Although the IR technology associated with the AWP is not being used for regulatory compliance, its use to support leak detection efforts is growing. One Midwest chemical company, for example, has been using IR gas imaging equipment for the past five years to supplement its Method 21 surveys. The technology is particularly useful for monitoring process units prior to startup. Operators use the cameras to find leaks, qualify system integrity and realize smooth startups.
In general, it has been found, AWP will find more leaking equipment than Method 21 within a given timeframe, but that the latter will find more leaks within a given floor area. The table below provides a summary comparison between Method 21 and AWP:
Other optical methods
In addition to IR technology, there are a number of other optical monitoring methods not stipulated in the regulations. Fourier transform infrared, ultraviolet and laser optics are used in fence-line monitors. These open-path monitors utilize differential optical absorption spectroscopy, whereby light of given spectra is emitted from a source and returned to the same point. The difference between what was emitted and what was returned is then analyzed. These methods are capable of identifying types and measuring amounts of air pollutants at distances up to 1,000 meters.
A variation on these methods is dispersive absorption light detection and ranging. First deployed in RV-size vehicles to perform surveys at specific plant sites, this technology also is installed in airplanes to find leaks in gas pipelines. Using a combination of IR and UV laser optics, together with meteorological data and analysis software, a wide range of air pollutants can be detected and quantified. In fact, Scandinavian countries require regular surveys using this method.
Whereas Method 21 is being used primarily for meeting regulatory requirements, AWP is being deployed to proactively look for leaks. As industry continues to invest in IR and other optical technologies, the benefits of AWP and the incremental value it brings will become increasingly apparent. Faster identification of leaks will expedite repairs and reduce emissions for safer, healthier and more environmentally friendly workplaces.
Jim Drago, P.E., has worked in sealing technology for more than 25 years. His work has focused on engineering, applications, product development, business development and management. He has authored numerous articles on sealing to meet fugitive emission regulations and sealing product selection and application, presented papers at technical symposiums and contributed to the formulation of industry standards and guides for API, ASME, EPRI and STLE. Mr. Drago can be reached at 315-597-3070 or email@example.com.

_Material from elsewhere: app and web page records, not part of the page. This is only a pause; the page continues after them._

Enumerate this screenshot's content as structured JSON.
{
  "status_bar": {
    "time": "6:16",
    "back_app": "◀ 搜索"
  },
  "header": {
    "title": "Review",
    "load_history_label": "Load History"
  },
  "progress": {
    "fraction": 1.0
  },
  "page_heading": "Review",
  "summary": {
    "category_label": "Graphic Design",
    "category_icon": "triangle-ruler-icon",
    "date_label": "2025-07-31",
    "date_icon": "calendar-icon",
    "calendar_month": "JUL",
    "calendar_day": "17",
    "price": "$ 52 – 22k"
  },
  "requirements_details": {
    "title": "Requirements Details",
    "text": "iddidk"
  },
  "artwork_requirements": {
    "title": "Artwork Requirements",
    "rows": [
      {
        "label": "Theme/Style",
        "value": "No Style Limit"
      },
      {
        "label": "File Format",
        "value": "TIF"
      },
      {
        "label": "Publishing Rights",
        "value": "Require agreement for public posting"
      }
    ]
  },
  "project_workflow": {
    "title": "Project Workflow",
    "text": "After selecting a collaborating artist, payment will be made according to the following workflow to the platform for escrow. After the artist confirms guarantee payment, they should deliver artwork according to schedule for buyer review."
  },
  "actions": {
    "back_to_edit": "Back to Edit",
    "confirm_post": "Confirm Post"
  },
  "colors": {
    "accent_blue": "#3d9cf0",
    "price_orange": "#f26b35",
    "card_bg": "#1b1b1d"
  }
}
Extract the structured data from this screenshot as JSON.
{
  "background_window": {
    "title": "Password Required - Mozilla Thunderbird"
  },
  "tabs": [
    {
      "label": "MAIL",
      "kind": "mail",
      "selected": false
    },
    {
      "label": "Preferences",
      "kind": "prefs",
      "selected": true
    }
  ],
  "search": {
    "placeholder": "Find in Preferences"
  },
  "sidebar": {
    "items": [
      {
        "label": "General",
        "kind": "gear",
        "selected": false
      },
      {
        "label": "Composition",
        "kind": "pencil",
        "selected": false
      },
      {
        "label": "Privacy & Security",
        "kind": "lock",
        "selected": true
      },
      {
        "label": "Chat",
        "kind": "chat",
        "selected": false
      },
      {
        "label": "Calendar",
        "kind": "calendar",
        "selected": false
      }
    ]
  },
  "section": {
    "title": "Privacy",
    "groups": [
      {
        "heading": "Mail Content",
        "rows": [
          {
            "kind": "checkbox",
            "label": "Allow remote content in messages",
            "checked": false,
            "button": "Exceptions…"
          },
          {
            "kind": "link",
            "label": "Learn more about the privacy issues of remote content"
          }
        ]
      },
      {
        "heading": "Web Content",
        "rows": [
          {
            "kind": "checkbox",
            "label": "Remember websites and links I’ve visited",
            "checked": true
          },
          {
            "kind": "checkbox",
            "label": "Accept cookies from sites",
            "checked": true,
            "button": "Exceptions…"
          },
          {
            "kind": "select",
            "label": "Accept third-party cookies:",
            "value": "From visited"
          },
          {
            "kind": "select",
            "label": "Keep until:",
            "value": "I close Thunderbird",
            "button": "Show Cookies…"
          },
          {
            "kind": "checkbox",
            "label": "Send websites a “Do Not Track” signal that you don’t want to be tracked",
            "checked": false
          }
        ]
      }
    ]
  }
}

Case Study Database
Get more exposure for your case study by uploading it to the Plant Engineering case study database, where end-users can identify relevant solutions and explore what the experts are doing to effectively implement a variety of technology and productivity related projects.
These case studies provide examples of how knowledgeable solution providers have used technology, processes and people to create effective and successful implementations in real-world situations. Case studies can be completed by filling out a simple online form where you can outline the project title, abstract, and full story in 1500 words or less; upload photos, videos and a logo.
Click here to visit the Case Study Database and upload your case study.
Annual Salary Survey
In a year when manufacturing continued to lead the economic rebound, it makes sense that plant manager bonuses rebounded. Plant Engineering’s annual Salary Survey shows both wages and bonuses rose in 2012 after a retreat the year before.
Average salary across all job titles for plant floor management rose 3.5% to $95,446, and bonus compensation jumped to $15,162, a 4.2% increase from the 2010 level and double the 2011 total, which showed a sharp drop in bonus.